● **DATA TO PROCESS**:
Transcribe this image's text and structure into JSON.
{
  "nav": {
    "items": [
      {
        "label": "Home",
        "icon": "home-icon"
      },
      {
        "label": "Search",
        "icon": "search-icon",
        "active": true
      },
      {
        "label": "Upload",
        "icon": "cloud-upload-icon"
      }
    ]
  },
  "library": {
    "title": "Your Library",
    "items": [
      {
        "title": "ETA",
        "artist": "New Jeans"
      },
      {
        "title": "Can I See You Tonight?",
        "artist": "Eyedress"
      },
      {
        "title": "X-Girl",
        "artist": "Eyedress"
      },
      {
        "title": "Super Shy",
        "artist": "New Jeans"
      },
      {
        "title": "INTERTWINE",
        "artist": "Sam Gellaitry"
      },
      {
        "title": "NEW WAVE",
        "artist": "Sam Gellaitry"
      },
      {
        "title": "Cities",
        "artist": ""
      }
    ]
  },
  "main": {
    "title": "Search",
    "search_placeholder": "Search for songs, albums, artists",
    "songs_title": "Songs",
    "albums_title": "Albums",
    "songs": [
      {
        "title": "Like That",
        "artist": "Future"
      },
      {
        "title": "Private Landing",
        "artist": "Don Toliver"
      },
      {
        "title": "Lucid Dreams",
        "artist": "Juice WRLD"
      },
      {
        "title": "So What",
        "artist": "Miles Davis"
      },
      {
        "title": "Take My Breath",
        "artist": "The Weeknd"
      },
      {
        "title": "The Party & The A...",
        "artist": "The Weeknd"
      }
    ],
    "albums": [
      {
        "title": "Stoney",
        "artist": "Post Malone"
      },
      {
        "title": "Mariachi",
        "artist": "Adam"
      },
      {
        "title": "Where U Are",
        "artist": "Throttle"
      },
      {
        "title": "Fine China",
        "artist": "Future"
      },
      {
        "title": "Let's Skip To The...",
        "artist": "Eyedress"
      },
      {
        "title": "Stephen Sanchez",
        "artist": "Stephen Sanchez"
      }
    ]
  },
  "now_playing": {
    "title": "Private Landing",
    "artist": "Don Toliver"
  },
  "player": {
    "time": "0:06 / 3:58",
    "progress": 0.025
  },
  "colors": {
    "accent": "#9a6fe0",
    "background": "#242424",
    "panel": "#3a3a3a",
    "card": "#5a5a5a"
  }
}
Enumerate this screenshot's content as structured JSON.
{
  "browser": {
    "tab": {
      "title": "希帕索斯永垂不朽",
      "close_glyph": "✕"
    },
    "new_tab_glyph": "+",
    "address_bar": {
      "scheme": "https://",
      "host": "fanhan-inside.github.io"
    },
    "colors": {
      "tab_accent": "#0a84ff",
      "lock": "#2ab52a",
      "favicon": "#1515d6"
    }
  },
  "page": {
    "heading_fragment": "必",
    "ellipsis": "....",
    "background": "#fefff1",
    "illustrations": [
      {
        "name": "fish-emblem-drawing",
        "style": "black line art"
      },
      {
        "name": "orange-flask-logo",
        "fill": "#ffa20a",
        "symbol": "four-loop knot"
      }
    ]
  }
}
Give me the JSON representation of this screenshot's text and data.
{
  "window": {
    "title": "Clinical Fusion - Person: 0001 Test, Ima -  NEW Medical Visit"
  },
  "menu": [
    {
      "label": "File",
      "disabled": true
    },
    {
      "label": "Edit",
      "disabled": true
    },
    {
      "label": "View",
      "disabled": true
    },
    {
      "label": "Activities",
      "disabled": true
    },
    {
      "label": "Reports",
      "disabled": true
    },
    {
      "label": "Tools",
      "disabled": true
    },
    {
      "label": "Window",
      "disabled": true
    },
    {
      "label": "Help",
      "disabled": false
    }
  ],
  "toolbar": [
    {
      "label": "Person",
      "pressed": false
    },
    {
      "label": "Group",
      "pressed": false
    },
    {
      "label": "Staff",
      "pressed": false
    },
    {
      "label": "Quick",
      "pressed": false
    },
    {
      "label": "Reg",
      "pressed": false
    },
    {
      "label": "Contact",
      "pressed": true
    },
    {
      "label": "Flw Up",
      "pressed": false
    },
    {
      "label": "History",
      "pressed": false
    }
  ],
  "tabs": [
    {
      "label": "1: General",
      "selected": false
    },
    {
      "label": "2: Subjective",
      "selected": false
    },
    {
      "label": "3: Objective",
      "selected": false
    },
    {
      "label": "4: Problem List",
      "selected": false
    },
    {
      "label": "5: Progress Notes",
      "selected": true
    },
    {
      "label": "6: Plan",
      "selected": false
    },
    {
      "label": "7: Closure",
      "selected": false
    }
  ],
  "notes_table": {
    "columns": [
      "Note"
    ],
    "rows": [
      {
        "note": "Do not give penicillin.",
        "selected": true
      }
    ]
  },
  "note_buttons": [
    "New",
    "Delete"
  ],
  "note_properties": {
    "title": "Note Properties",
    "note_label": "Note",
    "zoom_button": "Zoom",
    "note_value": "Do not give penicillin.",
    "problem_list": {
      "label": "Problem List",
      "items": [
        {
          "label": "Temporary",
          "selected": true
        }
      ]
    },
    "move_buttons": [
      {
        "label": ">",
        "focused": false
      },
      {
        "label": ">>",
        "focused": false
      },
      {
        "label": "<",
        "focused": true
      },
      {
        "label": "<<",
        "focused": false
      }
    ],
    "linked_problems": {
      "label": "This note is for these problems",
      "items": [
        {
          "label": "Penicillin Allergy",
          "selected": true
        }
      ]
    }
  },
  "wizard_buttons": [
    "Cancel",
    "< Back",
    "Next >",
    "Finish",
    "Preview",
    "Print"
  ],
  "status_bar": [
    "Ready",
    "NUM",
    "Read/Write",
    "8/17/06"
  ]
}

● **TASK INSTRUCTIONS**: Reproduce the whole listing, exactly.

● **PROBLEM SOLUTION**:
Transcribe this image's text and structure into JSON.
{
  "nav": {
    "items": [
      {
        "label": "Home",
        "icon": "home-icon"
      },
      {
        "label": "Search",
        "icon": "search-icon",
        "active": true
      },
      {
        "label": "Upload",
        "icon": "cloud-upload-icon"
      }
    ]
  },
  "library": {
    "title": "Your Library",
    "items": [
      {
        "title": "ETA",
        "artist": "New Jeans"
      },
      {
        "title": "Can I See You Tonight?",
        "artist": "Eyedress"
      },
      {
        "title": "X-Girl",
        "artist": "Eyedress"
      },
      {
        "title": "Super Shy",
        "artist": "New Jeans"
      },
      {
        "title": "INTERTWINE",
        "artist": "Sam Gellaitry"
      },
      {
        "title": "NEW WAVE",
        "artist": "Sam Gellaitry"
      },
      {
        "title": "Cities",
        "artist": ""
      }
    ]
  },
  "main": {
    "title": "Search",
    "search_placeholder": "Search for songs, albums, artists",
    "songs_title": "Songs",
    "albums_title": "Albums",
    "songs": [
      {
        "title": "Like That",
        "artist": "Future"
      },
      {
        "title": "Private Landing",
        "artist": "Don Toliver"
      },
      {
        "title": "Lucid Dreams",
        "artist": "Juice WRLD"
      },
      {
        "title": "So What",
        "artist": "Miles Davis"
      },
      {
        "title": "Take My Breath",
        "artist": "The Weeknd"
      },
      {
        "title": "The Party & The A...",
        "artist": "The Weeknd"
      }
    ],
    "albums": [
      {
        "title": "Stoney",
        "artist": "Post Malone"
      },
      {
        "title": "Mariachi",
        "artist": "Adam"
      },
      {
        "title": "Where U Are",
        "artist": "Throttle"
      },
      {
        "title": "Fine China",
        "artist": "Future"
      },
      {
        "title": "Let's Skip To The...",
        "artist": "Eyedress"
      },
      {
        "title": "Stephen Sanchez",
        "artist": "Stephen Sanchez"
      }
    ]
  },
  "now_playing": {
    "title": "Private Landing",
    "artist": "Don Toliver"
  },
  "player": {
    "time": "0:06 / 3:58",
    "progress": 0.025
  },
  "colors": {
    "accent": "#9a6fe0",
    "background": "#242424",
    "panel": "#3a3a3a",
    "card": "#5a5a5a"
  }
}
Enumerate this screenshot's content as structured JSON.
{
  "browser": {
    "tab": {
      "title": "希帕索斯永垂不朽",
      "close_glyph": "✕"
    },
    "new_tab_glyph": "+",
    "address_bar": {
      "scheme": "https://",
      "host": "fanhan-inside.github.io"
    },
    "colors": {
      "tab_accent": "#0a84ff",
      "lock": "#2ab52a",
      "favicon": "#1515d6"
    }
  },
  "page": {
    "heading_fragment": "必",
    "ellipsis": "....",
    "background": "#fefff1",
    "illustrations": [
      {
        "name": "fish-emblem-drawing",
        "style": "black line art"
      },
      {
        "name": "orange-flask-logo",
        "fill": "#ffa20a",
        "symbol": "four-loop knot"
      }
    ]
  }
}
Give me the JSON representation of this screenshot's text and data.
{
  "window": {
    "title": "Clinical Fusion - Person: 0001 Test, Ima -  NEW Medical Visit"
  },
  "menu": [
    {
      "label": "File",
      "disabled": true
    },
    {
      "label": "Edit",
      "disabled": true
    },
    {
      "label": "View",
      "disabled": true
    },
    {
      "label": "Activities",
      "disabled": true
    },
    {
      "label": "Reports",
      "disabled": true
    },
    {
      "label": "Tools",
      "disabled": true
    },
    {
      "label": "Window",
      "disabled": true
    },
    {
      "label": "Help",
      "disabled": false
    }
  ],
  "toolbar": [
    {
      "label": "Person",
      "pressed": false
    },
    {
      "label": "Group",
      "pressed": false
    },
    {
      "label": "Staff",
      "pressed": false
    },
    {
      "label": "Quick",
      "pressed": false
    },
    {
      "label": "Reg",
      "pressed": false
    },
    {
      "label": "Contact",
      "pressed": true
    },
    {
      "label": "Flw Up",
      "pressed": false
    },
    {
      "label": "History",
      "pressed": false
    }
  ],
  "tabs": [
    {
      "label": "1: General",
      "selected": false
    },
    {
      "label": "2: Subjective",
      "selected": false
    },
    {
      "label": "3: Objective",
      "selected": false
    },
    {
      "label": "4: Problem List",
      "selected": false
    },
    {
      "label": "5: Progress Notes",
      "selected": true
    },
    {
      "label": "6: Plan",
      "selected": false
    },
    {
      "label": "7: Closure",
      "selected": false
    }
  ],
  "notes_table": {
    "columns": [
      "Note"
    ],
    "rows": [
      {
        "note": "Do not give penicillin.",
        "selected": true
      }
    ]
  },
  "note_buttons": [
    "New",
    "Delete"
  ],
  "note_properties": {
    "title": "Note Properties",
    "note_label": "Note",
    "zoom_button": "Zoom",
    "note_value": "Do not give penicillin.",
    "problem_list": {
      "label": "Problem List",
      "items": [
        {
          "label": "Temporary",
          "selected": true
        }
      ]
    },
    "move_buttons": [
      {
        "label": ">",
        "focused": false
      },
      {
        "label": ">>",
        "focused": false
      },
      {
        "label": "<",
        "focused": true
      },
      {
        "label": "<<",
        "focused": false
      }
    ],
    "linked_problems": {
      "label": "This note is for these problems",
      "items": [
        {
          "label": "Penicillin Allergy",
          "selected": true
        }
      ]
    }
  },
  "wizard_buttons": [
    "Cancel",
    "< Back",
    "Next >",
    "Finish",
    "Preview",
    "Print"
  ],
  "status_bar": [
    "Ready",
    "NUM",
    "Read/Write",
    "8/17/06"
  ]
}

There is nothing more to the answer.